(Exercise description)
Report every line of the records below that contains the word "true".

(Excerpts from an interface dataset)
********

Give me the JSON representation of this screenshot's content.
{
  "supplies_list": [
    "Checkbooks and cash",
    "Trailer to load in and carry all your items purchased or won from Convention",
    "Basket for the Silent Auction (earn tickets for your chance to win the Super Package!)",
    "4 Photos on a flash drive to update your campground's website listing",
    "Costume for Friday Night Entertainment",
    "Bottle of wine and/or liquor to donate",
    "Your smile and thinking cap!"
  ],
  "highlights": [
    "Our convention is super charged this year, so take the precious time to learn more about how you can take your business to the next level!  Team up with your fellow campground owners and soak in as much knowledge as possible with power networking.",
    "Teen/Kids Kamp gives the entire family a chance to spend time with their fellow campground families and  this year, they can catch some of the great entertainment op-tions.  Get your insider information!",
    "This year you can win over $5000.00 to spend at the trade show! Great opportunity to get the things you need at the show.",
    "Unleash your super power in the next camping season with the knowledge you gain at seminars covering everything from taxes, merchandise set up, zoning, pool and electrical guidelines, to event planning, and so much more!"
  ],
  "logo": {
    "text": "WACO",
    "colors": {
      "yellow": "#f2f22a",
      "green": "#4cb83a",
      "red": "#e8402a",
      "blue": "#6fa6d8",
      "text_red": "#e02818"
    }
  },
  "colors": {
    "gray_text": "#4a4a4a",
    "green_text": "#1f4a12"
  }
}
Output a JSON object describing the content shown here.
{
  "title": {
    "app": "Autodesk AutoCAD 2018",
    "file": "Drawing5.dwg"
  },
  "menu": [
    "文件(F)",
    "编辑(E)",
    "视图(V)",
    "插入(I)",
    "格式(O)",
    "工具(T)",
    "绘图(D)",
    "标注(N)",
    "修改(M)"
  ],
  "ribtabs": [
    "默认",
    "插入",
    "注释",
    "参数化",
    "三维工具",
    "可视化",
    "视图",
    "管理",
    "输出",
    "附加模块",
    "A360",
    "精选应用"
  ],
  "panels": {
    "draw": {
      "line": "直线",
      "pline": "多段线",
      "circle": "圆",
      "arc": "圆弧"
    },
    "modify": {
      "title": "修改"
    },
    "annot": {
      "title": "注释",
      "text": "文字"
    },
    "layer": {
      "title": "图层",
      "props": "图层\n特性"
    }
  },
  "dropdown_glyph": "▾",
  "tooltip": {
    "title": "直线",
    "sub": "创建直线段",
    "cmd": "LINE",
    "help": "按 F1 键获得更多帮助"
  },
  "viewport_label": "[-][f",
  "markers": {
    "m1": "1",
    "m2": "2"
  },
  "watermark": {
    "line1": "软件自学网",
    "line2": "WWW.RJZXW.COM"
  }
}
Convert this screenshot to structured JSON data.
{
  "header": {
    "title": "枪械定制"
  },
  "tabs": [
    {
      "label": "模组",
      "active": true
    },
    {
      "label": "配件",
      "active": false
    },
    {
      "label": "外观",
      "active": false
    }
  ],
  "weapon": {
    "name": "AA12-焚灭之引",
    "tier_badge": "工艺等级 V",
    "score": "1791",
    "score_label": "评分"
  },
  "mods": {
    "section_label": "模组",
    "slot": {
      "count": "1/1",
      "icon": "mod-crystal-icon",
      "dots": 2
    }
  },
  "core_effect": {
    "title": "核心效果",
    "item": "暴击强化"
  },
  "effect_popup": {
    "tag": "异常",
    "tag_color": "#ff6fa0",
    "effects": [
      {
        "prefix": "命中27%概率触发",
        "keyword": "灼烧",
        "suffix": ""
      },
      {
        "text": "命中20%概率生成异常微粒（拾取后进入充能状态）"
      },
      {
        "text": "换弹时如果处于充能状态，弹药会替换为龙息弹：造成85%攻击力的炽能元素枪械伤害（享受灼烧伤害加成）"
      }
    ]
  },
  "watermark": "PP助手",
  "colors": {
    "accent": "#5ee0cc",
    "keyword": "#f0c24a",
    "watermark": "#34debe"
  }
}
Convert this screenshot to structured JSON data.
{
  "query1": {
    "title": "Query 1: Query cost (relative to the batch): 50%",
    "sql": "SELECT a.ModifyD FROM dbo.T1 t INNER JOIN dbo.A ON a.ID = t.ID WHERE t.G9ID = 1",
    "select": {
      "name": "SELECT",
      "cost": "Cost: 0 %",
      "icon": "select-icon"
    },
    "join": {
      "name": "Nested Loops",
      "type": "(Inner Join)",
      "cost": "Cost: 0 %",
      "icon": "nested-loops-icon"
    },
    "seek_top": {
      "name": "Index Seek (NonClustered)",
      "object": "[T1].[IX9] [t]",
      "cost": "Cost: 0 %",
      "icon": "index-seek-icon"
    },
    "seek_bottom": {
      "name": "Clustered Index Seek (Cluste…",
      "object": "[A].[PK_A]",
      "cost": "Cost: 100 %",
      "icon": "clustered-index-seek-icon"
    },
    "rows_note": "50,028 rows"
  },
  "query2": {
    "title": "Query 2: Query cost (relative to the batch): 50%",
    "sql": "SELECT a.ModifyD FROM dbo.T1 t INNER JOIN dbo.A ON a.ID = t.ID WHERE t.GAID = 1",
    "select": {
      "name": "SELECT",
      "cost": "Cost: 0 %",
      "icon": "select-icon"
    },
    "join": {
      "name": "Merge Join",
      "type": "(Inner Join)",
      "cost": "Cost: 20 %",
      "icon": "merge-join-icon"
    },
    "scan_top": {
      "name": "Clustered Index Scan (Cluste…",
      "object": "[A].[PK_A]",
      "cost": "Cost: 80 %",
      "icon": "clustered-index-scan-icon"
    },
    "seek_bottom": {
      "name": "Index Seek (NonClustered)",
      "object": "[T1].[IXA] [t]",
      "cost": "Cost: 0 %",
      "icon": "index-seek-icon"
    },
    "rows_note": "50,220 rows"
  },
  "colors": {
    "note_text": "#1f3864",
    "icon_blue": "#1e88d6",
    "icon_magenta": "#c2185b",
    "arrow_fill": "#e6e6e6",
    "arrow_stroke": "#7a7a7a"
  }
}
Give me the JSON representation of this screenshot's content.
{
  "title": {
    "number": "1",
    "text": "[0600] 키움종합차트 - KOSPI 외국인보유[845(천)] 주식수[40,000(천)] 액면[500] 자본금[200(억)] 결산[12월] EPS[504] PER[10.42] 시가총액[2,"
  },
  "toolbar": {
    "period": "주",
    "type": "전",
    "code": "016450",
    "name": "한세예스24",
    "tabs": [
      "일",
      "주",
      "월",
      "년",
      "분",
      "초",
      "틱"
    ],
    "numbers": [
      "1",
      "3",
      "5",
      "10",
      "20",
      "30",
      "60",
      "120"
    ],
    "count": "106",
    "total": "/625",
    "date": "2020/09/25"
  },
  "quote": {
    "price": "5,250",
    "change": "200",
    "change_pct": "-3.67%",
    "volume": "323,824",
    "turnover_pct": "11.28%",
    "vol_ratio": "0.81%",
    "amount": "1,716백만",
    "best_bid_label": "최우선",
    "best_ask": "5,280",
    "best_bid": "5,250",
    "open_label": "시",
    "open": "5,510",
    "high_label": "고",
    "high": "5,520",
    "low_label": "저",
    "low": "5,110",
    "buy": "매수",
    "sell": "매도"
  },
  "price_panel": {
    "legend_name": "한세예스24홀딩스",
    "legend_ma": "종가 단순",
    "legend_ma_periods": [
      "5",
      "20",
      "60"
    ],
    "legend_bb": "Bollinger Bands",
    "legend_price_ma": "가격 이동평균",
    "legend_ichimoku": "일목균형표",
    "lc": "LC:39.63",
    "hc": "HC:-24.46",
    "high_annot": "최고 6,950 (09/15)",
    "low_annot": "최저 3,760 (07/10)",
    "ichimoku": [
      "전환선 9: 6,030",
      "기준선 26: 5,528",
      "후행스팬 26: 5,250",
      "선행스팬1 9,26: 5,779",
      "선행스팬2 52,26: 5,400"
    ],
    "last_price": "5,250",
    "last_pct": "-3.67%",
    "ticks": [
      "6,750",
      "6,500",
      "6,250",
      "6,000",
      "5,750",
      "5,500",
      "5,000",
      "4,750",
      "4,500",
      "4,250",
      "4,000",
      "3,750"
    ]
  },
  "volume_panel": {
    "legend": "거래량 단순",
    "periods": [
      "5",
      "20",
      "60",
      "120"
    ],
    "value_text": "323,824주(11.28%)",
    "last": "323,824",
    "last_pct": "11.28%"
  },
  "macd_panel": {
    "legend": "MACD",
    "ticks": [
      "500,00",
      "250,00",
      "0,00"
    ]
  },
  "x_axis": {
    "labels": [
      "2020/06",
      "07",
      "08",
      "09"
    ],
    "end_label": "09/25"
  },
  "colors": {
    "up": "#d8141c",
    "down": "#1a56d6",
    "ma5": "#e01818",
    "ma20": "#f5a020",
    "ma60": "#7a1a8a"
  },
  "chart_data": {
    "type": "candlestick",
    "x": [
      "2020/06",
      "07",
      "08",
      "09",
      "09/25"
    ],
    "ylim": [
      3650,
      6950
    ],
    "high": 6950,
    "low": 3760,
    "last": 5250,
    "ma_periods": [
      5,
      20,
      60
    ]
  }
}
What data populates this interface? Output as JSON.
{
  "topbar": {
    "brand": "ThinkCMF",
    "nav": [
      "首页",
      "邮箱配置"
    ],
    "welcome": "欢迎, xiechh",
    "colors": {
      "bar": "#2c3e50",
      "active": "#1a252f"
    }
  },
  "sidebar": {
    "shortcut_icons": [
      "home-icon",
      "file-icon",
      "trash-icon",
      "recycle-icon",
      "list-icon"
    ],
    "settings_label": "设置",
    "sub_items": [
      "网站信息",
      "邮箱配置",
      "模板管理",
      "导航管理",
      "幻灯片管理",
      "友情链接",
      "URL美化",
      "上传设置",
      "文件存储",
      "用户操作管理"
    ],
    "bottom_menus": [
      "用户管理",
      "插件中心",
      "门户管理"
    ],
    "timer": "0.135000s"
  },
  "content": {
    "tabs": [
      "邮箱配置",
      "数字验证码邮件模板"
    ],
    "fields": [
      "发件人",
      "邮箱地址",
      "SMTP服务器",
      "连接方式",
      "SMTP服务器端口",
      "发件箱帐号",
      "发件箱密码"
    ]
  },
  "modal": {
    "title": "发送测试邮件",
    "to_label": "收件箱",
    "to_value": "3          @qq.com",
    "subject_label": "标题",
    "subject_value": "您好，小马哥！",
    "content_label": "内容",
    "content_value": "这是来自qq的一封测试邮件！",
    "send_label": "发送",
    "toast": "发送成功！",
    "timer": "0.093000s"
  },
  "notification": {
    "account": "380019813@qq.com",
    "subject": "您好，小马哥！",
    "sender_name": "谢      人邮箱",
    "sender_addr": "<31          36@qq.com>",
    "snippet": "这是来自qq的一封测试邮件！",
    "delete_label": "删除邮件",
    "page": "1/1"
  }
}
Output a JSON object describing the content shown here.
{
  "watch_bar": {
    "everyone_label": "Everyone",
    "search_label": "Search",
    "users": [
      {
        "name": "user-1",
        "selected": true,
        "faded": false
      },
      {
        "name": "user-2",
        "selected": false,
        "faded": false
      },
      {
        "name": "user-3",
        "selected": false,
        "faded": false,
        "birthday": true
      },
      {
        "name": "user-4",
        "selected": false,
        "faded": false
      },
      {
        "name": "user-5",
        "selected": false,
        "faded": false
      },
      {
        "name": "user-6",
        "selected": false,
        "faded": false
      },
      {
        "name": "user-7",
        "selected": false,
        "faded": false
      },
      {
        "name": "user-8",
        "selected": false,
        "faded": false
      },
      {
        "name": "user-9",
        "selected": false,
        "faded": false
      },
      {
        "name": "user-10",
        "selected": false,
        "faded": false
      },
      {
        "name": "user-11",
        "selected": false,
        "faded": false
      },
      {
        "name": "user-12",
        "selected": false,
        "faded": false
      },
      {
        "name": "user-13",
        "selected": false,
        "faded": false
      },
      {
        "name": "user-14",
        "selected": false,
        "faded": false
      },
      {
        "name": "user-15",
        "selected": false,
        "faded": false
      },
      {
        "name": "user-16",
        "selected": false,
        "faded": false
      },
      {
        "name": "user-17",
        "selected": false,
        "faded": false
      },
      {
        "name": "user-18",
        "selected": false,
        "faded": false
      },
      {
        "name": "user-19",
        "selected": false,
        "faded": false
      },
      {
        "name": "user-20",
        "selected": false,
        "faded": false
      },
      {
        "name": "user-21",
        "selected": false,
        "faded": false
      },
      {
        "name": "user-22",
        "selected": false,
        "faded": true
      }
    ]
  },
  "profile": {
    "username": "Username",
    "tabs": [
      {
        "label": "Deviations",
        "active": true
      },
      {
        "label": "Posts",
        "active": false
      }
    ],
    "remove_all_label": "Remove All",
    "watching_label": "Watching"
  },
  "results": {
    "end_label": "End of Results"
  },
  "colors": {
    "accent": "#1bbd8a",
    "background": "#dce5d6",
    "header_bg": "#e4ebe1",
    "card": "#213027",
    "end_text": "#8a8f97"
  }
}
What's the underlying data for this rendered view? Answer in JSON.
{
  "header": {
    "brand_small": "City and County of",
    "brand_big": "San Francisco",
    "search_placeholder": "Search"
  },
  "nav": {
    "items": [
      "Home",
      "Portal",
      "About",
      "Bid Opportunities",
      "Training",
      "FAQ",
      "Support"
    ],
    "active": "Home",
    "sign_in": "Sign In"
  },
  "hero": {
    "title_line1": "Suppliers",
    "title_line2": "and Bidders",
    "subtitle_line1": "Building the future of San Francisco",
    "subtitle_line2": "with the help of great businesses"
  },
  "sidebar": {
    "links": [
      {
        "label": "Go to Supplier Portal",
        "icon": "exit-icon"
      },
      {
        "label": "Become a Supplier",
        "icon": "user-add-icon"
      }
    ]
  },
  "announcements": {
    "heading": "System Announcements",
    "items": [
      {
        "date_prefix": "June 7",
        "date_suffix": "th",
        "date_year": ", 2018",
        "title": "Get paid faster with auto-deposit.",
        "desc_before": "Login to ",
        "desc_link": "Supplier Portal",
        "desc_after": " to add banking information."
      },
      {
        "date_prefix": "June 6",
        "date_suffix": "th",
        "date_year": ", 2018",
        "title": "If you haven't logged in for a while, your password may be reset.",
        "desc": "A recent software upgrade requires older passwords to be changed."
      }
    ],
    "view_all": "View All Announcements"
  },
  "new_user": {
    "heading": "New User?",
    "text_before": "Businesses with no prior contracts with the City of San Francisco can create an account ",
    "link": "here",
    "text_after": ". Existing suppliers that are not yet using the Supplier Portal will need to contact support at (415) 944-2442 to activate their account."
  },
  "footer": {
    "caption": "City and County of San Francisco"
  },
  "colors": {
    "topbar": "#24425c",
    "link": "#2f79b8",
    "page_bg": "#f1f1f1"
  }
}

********

(Output for this task)
      "active": true
        "selected": true,
        "birthday": true
        "faded": true
        "active": true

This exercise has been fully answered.